Some dropped to their knees and others embraced each other as the group bowed their heads to pray for nine minutes — the length of time that George Floyd was held to the ground before his death in Minnesota last week.

“We’ve just got a lot of people hurting in our country. You look at the country across the board and people are divided and hurting and different communities are hurting,” said Dakotah Trevino, a local pastor at Provence Assembly of God.

Trevino organized the prayer, calling on several other area pastors to join him, following a peaceful protest in Ardmore Sunday afternoon that was sparked by Floyd’s death. The goal, he said, was to not only stand against injustice, but to pray for healing, racial unity and coming together “as a body of believers.”

“But we only get that through repentance,” Trevino said. “So we want the heart of everything to be repentance and that doesn’t have to be — you don’t have to get so offended by that. It’s the simple fact of ‘I need to change, I need to turn away from some things.’”

Trevino said he believes spirituality and a real, raw and authentic relationship with Jesus can lead some to the right path, explaining that injustice, mistreatment and hatred of any kind is deplorable in the sight of God.

“When you come to know who Jesus is — who he really was, not like a religious spirit, but who he was and he came for the broken, the hurting, the oppressed, he came for all people,” Trevino said. “So when you get to really see that and turn our hearts towards that, that’s what really will start to make a difference.”

Tracy Curington, a pastor at Bible Baptist Church in Ardmore, joined Trevino and the group gathered at Central Park Tuesday, kneeling on one knee and bowing his head to pray.

“Praying for healing and unity, that’s why I’m here,” Curington said, citing another pastor as he referred to the state of the nation as a spiritual pandemic. “He talked about a global medical pandemic and a global cultural pandemic because of what took place in Minneapolis, but it’s all because of a spiritual pandemic.”

Curington said he was impressed by the number of people who gathered to pray Tuesday evening. “In the length of time that he put this thing together, that that many people showed up, it does speak volumes about those that are willing to share openly and publicly their faith,” he said.

“It just shows that this community believes in the community and believes also who we’re going to be praying to tonight.
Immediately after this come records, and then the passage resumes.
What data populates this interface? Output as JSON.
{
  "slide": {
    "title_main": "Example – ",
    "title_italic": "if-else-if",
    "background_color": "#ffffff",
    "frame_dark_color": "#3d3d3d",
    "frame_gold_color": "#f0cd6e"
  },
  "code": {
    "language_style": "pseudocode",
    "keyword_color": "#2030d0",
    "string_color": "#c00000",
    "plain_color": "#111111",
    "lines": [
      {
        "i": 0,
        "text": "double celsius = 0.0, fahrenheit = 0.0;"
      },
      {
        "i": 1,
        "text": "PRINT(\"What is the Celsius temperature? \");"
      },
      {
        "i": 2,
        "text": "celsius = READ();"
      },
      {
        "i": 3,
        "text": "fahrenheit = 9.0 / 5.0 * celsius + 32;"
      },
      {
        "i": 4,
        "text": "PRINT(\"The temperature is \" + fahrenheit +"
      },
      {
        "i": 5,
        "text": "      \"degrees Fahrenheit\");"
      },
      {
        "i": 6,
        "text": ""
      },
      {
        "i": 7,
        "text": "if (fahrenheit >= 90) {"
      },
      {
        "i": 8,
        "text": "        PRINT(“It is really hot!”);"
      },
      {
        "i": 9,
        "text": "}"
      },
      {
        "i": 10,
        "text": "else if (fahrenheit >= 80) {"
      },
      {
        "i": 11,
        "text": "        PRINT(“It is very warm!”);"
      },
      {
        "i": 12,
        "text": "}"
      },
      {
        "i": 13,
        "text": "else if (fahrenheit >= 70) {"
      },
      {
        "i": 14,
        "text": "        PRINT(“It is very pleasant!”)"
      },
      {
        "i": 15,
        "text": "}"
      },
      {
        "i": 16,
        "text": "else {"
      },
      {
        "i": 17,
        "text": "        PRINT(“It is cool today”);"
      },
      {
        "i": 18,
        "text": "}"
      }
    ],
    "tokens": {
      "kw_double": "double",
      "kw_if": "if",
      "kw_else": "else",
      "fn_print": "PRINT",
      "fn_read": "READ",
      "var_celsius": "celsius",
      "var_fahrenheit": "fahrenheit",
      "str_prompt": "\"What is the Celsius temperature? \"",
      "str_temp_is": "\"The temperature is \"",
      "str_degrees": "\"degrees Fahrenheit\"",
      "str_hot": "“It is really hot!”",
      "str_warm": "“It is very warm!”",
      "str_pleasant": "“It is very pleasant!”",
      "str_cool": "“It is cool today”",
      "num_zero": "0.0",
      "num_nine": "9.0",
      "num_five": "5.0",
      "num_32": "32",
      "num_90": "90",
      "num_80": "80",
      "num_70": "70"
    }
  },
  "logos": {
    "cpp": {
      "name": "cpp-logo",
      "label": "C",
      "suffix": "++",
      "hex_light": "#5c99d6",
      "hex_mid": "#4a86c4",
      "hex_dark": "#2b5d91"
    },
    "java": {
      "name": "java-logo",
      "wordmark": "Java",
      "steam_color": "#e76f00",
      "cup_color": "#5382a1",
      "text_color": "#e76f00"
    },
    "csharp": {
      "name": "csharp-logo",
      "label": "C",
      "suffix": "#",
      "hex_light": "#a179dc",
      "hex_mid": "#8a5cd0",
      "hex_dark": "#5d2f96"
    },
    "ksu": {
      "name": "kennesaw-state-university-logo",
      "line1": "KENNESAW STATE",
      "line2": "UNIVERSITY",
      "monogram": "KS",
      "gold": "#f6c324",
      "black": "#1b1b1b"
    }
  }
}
They believe that an awakening can happen from little old Ardmore,” Trevino said.

The crowd ranged from young to old, with even children bowing their heads to pray. Officers from the Ardmore Police Department and Carter County Sheriff’s Office also joined in the prayer.

“Everybody is getting closure. We all need to come together and to talk about what’s going on in the country right now. We need to come together and not be separated,” said Gerardo Carrillo, a local Ardmore resident taking part.

Carrillo said he believes the prayer and peaceful protest demonstrate how well the community can work together and hopes that some changes may be made in the justice system. For many, the recent gatherings and protests have come down to one thing.

“To come together as one as a community and stand up for what’s right,” said Ardmore native Savannah Tafolla.